+++ DATA IN THIS EXERCISE
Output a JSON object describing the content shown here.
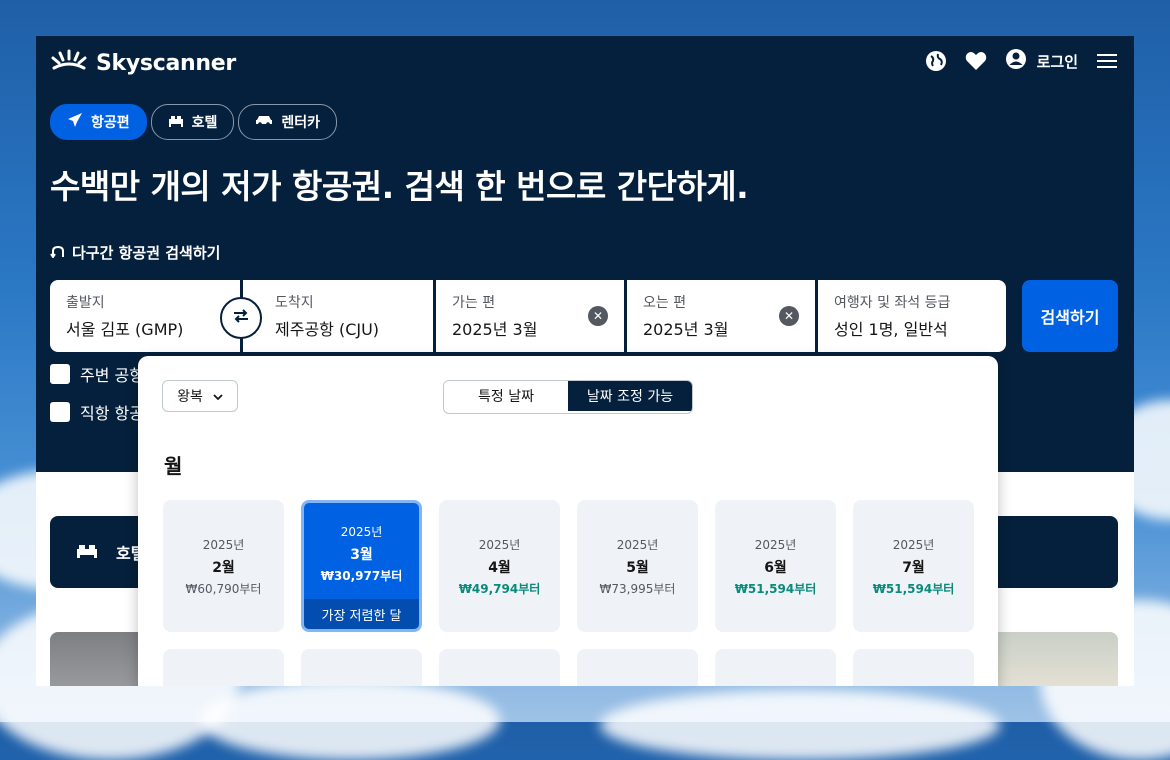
{
  "brand": {
    "name": "Skyscanner"
  },
  "header": {
    "login_label": "로그인"
  },
  "tabs": [
    {
      "label": "항공편",
      "icon": "plane-icon",
      "active": true
    },
    {
      "label": "호텔",
      "icon": "bed-icon",
      "active": false
    },
    {
      "label": "렌터카",
      "icon": "car-icon",
      "active": false
    }
  ],
  "hero": {
    "headline": "수백만 개의 저가 항공권. 검색 한 번으로 간단하게.",
    "multicity_label": "다구간 항공권 검색하기"
  },
  "search": {
    "origin": {
      "label": "출발지",
      "value": "서울 김포 (GMP)"
    },
    "destination": {
      "label": "도착지",
      "value": "제주공항 (CJU)"
    },
    "depart": {
      "label": "가는 편",
      "value": "2025년 3월"
    },
    "return": {
      "label": "오는 편",
      "value": "2025년 3월"
    },
    "travellers": {
      "label": "여행자 및 좌석 등급",
      "value": "성인 1명, 일반석"
    },
    "button_label": "검색하기"
  },
  "options": {
    "nearby_airports_label": "주변 공항",
    "direct_flights_label": "직항 항공"
  },
  "hotel_banner": {
    "label": "호텔"
  },
  "calendar_popup": {
    "trip_type": "왕복",
    "segments": {
      "specific": "특정 날짜",
      "flexible": "날짜 조정 가능"
    },
    "month_heading": "월",
    "months": [
      {
        "year": "2025년",
        "month": "2월",
        "price": "₩60,790부터",
        "style": "default"
      },
      {
        "year": "2025년",
        "month": "3월",
        "price": "₩30,977부터",
        "style": "selected",
        "tag": "가장 저렴한 달"
      },
      {
        "year": "2025년",
        "month": "4월",
        "price": "₩49,794부터",
        "style": "green"
      },
      {
        "year": "2025년",
        "month": "5월",
        "price": "₩73,995부터",
        "style": "default"
      },
      {
        "year": "2025년",
        "month": "6월",
        "price": "₩51,594부터",
        "style": "green"
      },
      {
        "year": "2025년",
        "month": "7월",
        "price": "₩51,594부터",
        "style": "green"
      }
    ]
  },
  "colors": {
    "navy": "#05203c",
    "primary_blue": "#0062e3",
    "green_price": "#0a8a7a",
    "card_bg": "#eff3f8"
  }
}
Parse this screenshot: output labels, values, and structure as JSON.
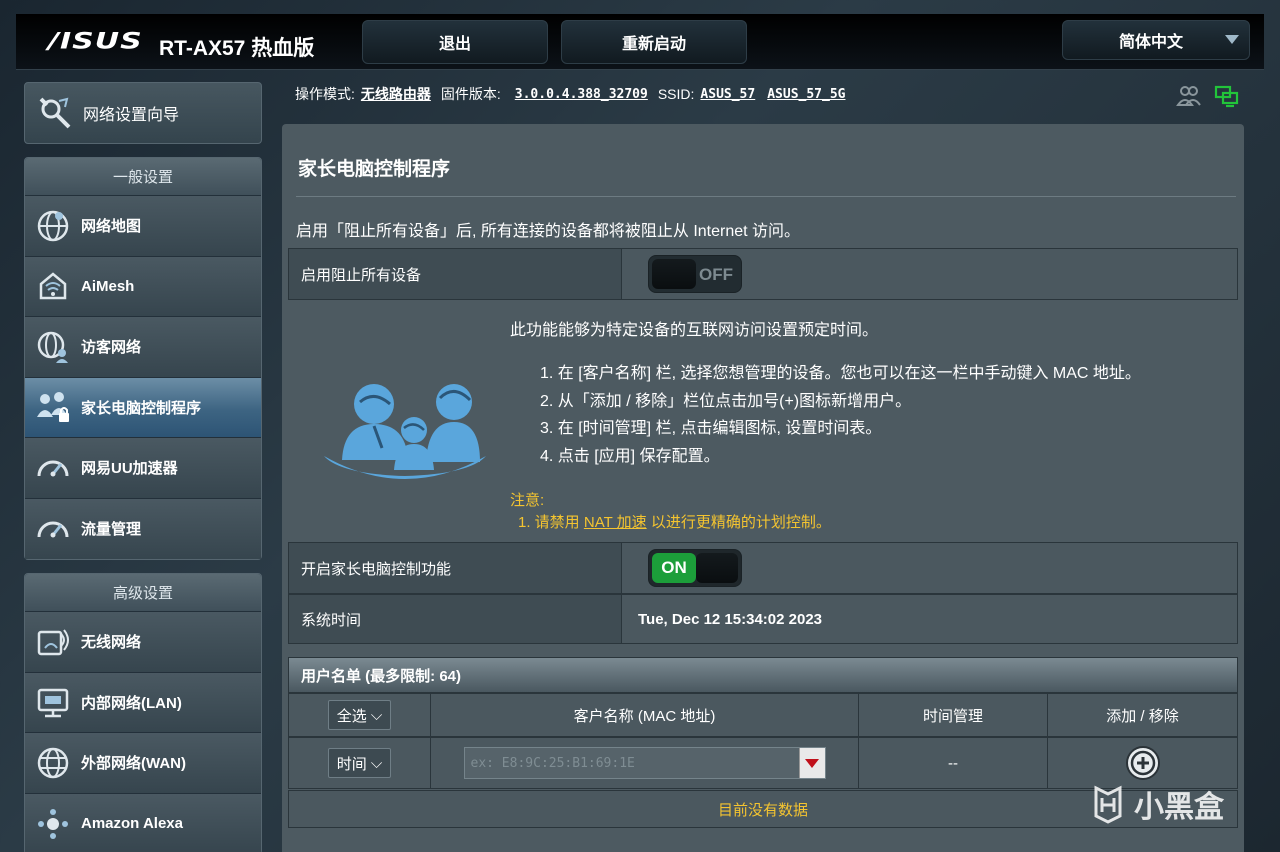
{
  "header": {
    "logo": "/ISUS",
    "model": "RT-AX57 热血版",
    "logout_label": "退出",
    "reboot_label": "重新启动",
    "language": "简体中文"
  },
  "infobar": {
    "mode_label": "操作模式:",
    "mode_value": "无线路由器",
    "firmware_label": "固件版本:",
    "firmware_value": "3.0.0.4.388_32709",
    "ssid_label": "SSID:",
    "ssid_1": "ASUS_57",
    "ssid_2": "ASUS_57_5G"
  },
  "sidebar": {
    "wizard": "网络设置向导",
    "general_header": "一般设置",
    "general_items": [
      {
        "label": "网络地图",
        "icon": "globe-map-icon"
      },
      {
        "label": "AiMesh",
        "icon": "aimesh-icon"
      },
      {
        "label": "访客网络",
        "icon": "guest-network-icon"
      },
      {
        "label": "家长电脑控制程序",
        "icon": "parental-control-icon"
      },
      {
        "label": "网易UU加速器",
        "icon": "speedometer-icon"
      },
      {
        "label": "流量管理",
        "icon": "speedometer-icon"
      }
    ],
    "advanced_header": "高级设置",
    "advanced_items": [
      {
        "label": "无线网络",
        "icon": "wireless-icon"
      },
      {
        "label": "内部网络(LAN)",
        "icon": "lan-icon"
      },
      {
        "label": "外部网络(WAN)",
        "icon": "wan-globe-icon"
      },
      {
        "label": "Amazon Alexa",
        "icon": "alexa-icon"
      }
    ]
  },
  "main": {
    "title": "家长电脑控制程序",
    "description": "启用「阻止所有设备」后, 所有连接的设备都将被阻止从 Internet 访问。",
    "block_all_label": "启用阻止所有设备",
    "block_all_state": "OFF",
    "intro": "此功能能够为特定设备的互联网访问设置预定时间。",
    "steps": [
      "1. 在 [客户名称] 栏, 选择您想管理的设备。您也可以在这一栏中手动键入 MAC 地址。",
      "2. 从「添加 / 移除」栏位点击加号(+)图标新增用户。",
      "3. 在 [时间管理] 栏, 点击编辑图标, 设置时间表。",
      "4. 点击 [应用] 保存配置。"
    ],
    "note_title": "注意:",
    "note_prefix": "1. 请禁用 ",
    "note_link": "NAT 加速",
    "note_suffix": " 以进行更精确的计划控制。",
    "enable_label": "开启家长电脑控制功能",
    "enable_state": "ON",
    "systime_label": "系统时间",
    "systime_value": "Tue, Dec 12 15:34:02 2023"
  },
  "client_table": {
    "title": "用户名单 (最多限制: 64)",
    "select_all": "全选",
    "col_client": "客户名称 (MAC 地址)",
    "col_time": "时间管理",
    "col_add": "添加 / 移除",
    "row_select": "时间",
    "mac_placeholder": "ex: E8:9C:25:B1:69:1E",
    "time_value": "--",
    "no_data": "目前没有数据"
  },
  "watermark": "小黑盒",
  "colors": {
    "accent_active": "#3d6482",
    "toggle_on": "#1c9e3a",
    "note_yellow": "#f4c430"
  }
}
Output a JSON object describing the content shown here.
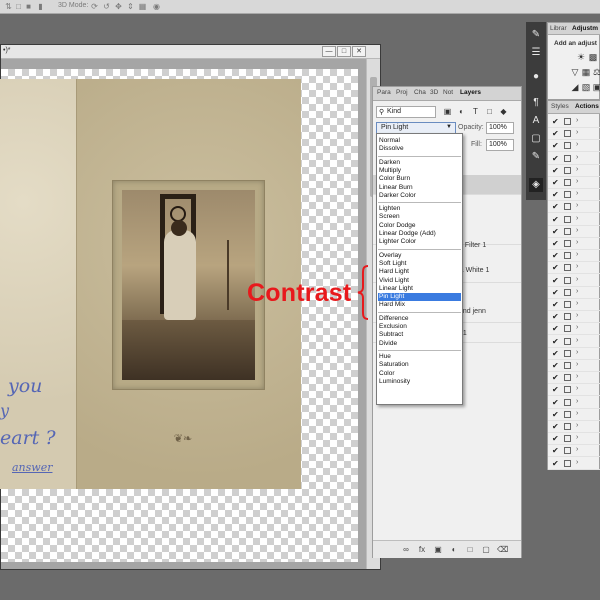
{
  "topbar": {
    "mode_label": "3D Mode:"
  },
  "document": {
    "title": "•)*",
    "minimize": "—",
    "maximize": "□",
    "close": "✕"
  },
  "card": {
    "handwriting": [
      "you",
      "y",
      "eart ?",
      "answer"
    ]
  },
  "annotation": {
    "label": "Contrast",
    "color": "#e8191c"
  },
  "layers_panel": {
    "tabs": [
      "Para",
      "Proj",
      "Cha",
      "3D",
      "Not",
      "Layers"
    ],
    "active_tab": "Layers",
    "filter_kind": "Kind",
    "blend_mode": "Pin Light",
    "opacity_label": "Opacity:",
    "opacity_value": "100%",
    "fill_label": "Fill:",
    "fill_value": "100%",
    "layer_rows": [
      "o Filter 1",
      "& White 1",
      "and jenn",
      "01"
    ]
  },
  "blend_menu": {
    "groups": [
      [
        "Normal",
        "Dissolve"
      ],
      [
        "Darken",
        "Multiply",
        "Color Burn",
        "Linear Burn",
        "Darker Color"
      ],
      [
        "Lighten",
        "Screen",
        "Color Dodge",
        "Linear Dodge (Add)",
        "Lighter Color"
      ],
      [
        "Overlay",
        "Soft Light",
        "Hard Light",
        "Vivid Light",
        "Linear Light",
        "Pin Light",
        "Hard Mix"
      ],
      [
        "Difference",
        "Exclusion",
        "Subtract",
        "Divide"
      ],
      [
        "Hue",
        "Saturation",
        "Color",
        "Luminosity"
      ]
    ],
    "selected": "Pin Light",
    "selected_color": "#3a7be0"
  },
  "right_panel": {
    "tabs": [
      "Librar",
      "Adjustm"
    ],
    "active_tab": "Adjustm",
    "adjust_title": "Add an adjust",
    "tabs2": [
      "Styles",
      "Actions"
    ],
    "active_tab2": "Actions"
  },
  "icons": {
    "topbar": [
      "rotate-3d-icon",
      "roll-3d-icon",
      "drag-3d-icon",
      "slide-3d-icon",
      "scale-3d-icon",
      "camera-icon"
    ],
    "dock": [
      "brush-icon",
      "sliders-icon",
      "person-icon",
      "paragraph-icon",
      "character-icon",
      "cube-icon",
      "layers-icon"
    ],
    "layers_bottom": [
      "link-icon",
      "fx-icon",
      "mask-icon",
      "adjustment-icon",
      "folder-icon",
      "new-layer-icon",
      "trash-icon"
    ]
  }
}
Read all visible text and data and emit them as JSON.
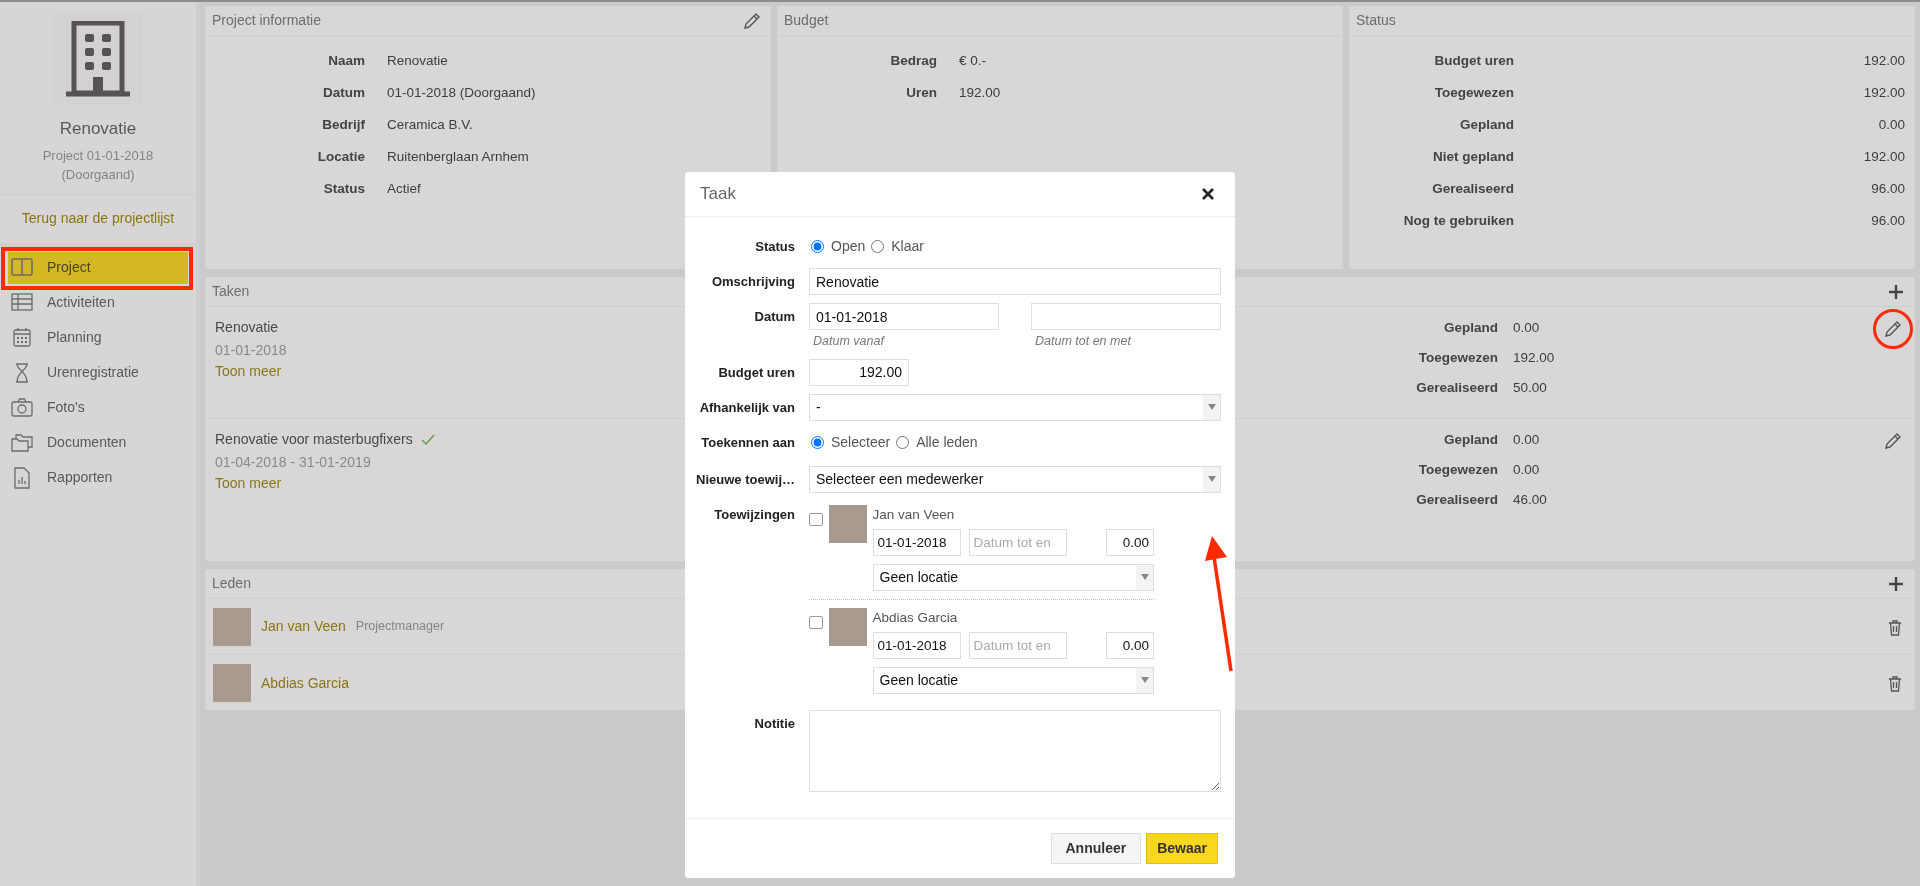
{
  "sidebar": {
    "title": "Renovatie",
    "subtitle": "Project 01-01-2018 (Doorgaand)",
    "back_link": "Terug naar de projectlijst",
    "items": [
      {
        "label": "Project",
        "selected": true,
        "annotated": true
      },
      {
        "label": "Activiteiten",
        "selected": false,
        "annotated": false
      },
      {
        "label": "Planning",
        "selected": false,
        "annotated": false
      },
      {
        "label": "Urenregistratie",
        "selected": false,
        "annotated": false
      },
      {
        "label": "Foto's",
        "selected": false,
        "annotated": false
      },
      {
        "label": "Documenten",
        "selected": false,
        "annotated": false
      },
      {
        "label": "Rapporten",
        "selected": false,
        "annotated": false
      }
    ]
  },
  "project_info": {
    "title": "Project informatie",
    "fields": [
      {
        "label": "Naam",
        "value": "Renovatie"
      },
      {
        "label": "Datum",
        "value": "01-01-2018 (Doorgaand)"
      },
      {
        "label": "Bedrijf",
        "value": "Ceramica B.V."
      },
      {
        "label": "Locatie",
        "value": "Ruitenberglaan Arnhem"
      },
      {
        "label": "Status",
        "value": "Actief"
      }
    ]
  },
  "budget": {
    "title": "Budget",
    "fields": [
      {
        "label": "Bedrag",
        "value": "€ 0.-"
      },
      {
        "label": "Uren",
        "value": "192.00"
      }
    ]
  },
  "status": {
    "title": "Status",
    "fields": [
      {
        "label": "Budget uren",
        "value": "192.00"
      },
      {
        "label": "Toegewezen",
        "value": "192.00"
      },
      {
        "label": "Gepland",
        "value": "0.00"
      },
      {
        "label": "Niet gepland",
        "value": "192.00"
      },
      {
        "label": "Gerealiseerd",
        "value": "96.00"
      },
      {
        "label": "Nog te gebruiken",
        "value": "96.00"
      }
    ]
  },
  "tasks": {
    "title": "Taken",
    "items": [
      {
        "name": "Renovatie",
        "done": false,
        "dates": "01-01-2018",
        "more_link": "Toon meer",
        "annotated": true,
        "stats": [
          {
            "label": "Gepland",
            "value": "0.00"
          },
          {
            "label": "Toegewezen",
            "value": "192.00"
          },
          {
            "label": "Gerealiseerd",
            "value": "50.00"
          }
        ]
      },
      {
        "name": "Renovatie voor masterbugfixers",
        "done": true,
        "dates": "01-04-2018 - 31-01-2019",
        "more_link": "Toon meer",
        "annotated": false,
        "stats": [
          {
            "label": "Gepland",
            "value": "0.00"
          },
          {
            "label": "Toegewezen",
            "value": "0.00"
          },
          {
            "label": "Gerealiseerd",
            "value": "46.00"
          }
        ]
      }
    ]
  },
  "members": {
    "title": "Leden",
    "items": [
      {
        "name": "Jan van Veen",
        "role": "Projectmanager"
      },
      {
        "name": "Abdias Garcia"
      }
    ]
  },
  "modal": {
    "title": "Taak",
    "status": {
      "label": "Status",
      "options": [
        {
          "label": "Open",
          "selected": true
        },
        {
          "label": "Klaar",
          "selected": false
        }
      ]
    },
    "description": {
      "label": "Omschrijving",
      "value": "Renovatie"
    },
    "date": {
      "label": "Datum",
      "from_value": "01-01-2018",
      "from_hint": "Datum vanaf",
      "to_hint": "Datum tot en met"
    },
    "budget_hours": {
      "label": "Budget uren",
      "value": "192.00"
    },
    "depends_on": {
      "label": "Afhankelijk van",
      "value": "-"
    },
    "assign_to": {
      "label": "Toekennen aan",
      "options": [
        {
          "label": "Selecteer",
          "selected": true
        },
        {
          "label": "Alle leden",
          "selected": false
        }
      ]
    },
    "new_assignment": {
      "label": "Nieuwe toewij…",
      "value": "Selecteer een medewerker",
      "arrow_annotation": true
    },
    "assignments": {
      "label": "Toewijzingen",
      "items": [
        {
          "name": "Jan van Veen",
          "checked": false,
          "from": "01-01-2018",
          "to_placeholder": "Datum tot en",
          "hours": "0.00",
          "location": "Geen locatie"
        },
        {
          "name": "Abdias Garcia",
          "checked": false,
          "from": "01-01-2018",
          "to_placeholder": "Datum tot en",
          "hours": "0.00",
          "location": "Geen locatie"
        }
      ]
    },
    "note": {
      "label": "Notitie"
    },
    "buttons": [
      {
        "label": "Annuleer",
        "kind": "secondary"
      },
      {
        "label": "Bewaar",
        "kind": "primary"
      }
    ]
  }
}
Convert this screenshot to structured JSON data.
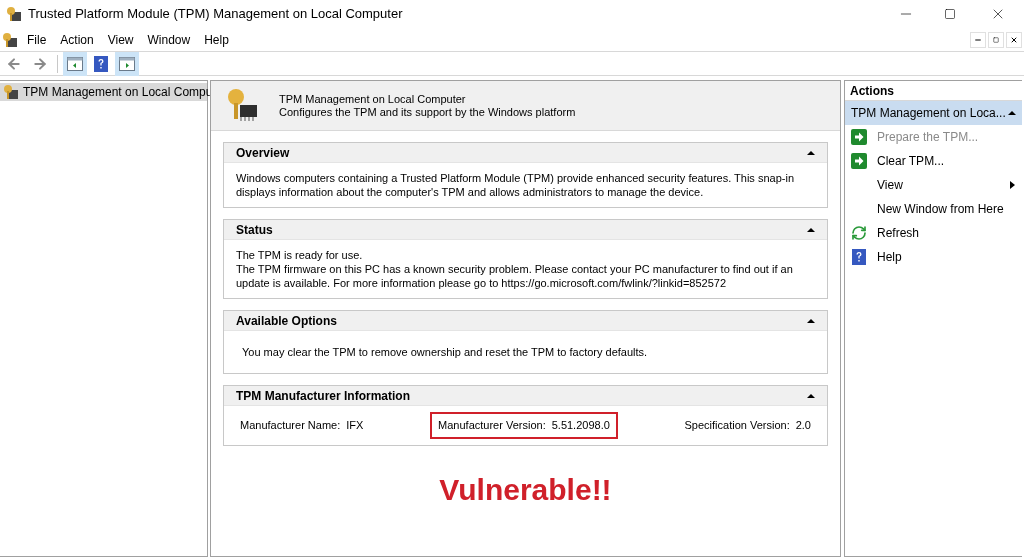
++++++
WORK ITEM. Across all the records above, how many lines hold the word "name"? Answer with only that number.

RESULT BELOW. 7